Your assignment ▸
Using the entries that follow, count the lines containing the word "grade" and give that number by itself.

(Given information)

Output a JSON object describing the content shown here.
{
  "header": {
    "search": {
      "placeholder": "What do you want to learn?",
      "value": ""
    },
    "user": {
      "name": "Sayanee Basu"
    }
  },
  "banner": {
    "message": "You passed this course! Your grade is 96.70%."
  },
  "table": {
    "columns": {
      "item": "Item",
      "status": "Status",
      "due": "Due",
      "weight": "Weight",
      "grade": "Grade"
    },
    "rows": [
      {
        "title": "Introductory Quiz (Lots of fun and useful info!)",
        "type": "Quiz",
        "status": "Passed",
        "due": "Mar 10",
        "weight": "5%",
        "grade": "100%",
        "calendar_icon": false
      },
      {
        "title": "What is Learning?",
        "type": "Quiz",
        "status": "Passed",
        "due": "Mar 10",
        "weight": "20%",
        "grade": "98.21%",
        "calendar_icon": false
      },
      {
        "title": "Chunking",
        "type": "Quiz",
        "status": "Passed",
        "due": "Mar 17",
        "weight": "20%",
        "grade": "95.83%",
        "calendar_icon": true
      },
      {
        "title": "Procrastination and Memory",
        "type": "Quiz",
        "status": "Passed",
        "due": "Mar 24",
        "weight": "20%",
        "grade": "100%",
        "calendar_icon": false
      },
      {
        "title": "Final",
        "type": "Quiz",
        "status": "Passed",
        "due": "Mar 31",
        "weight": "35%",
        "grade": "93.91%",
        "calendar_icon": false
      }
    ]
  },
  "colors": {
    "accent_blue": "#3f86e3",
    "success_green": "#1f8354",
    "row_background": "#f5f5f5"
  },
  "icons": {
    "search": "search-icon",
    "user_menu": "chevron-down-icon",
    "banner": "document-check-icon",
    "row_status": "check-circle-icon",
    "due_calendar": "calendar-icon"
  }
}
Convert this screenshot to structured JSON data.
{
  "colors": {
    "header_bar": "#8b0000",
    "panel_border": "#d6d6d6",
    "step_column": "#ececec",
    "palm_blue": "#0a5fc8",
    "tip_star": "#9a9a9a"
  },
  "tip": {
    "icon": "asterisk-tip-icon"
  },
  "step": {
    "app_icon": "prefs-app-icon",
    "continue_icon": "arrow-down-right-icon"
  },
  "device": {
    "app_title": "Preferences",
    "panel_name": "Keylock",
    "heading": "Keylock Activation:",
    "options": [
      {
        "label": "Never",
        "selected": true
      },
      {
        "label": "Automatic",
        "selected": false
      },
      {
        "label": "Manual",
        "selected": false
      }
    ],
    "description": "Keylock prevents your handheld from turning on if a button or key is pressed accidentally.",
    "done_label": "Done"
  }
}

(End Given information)

Exercise solution ▸
7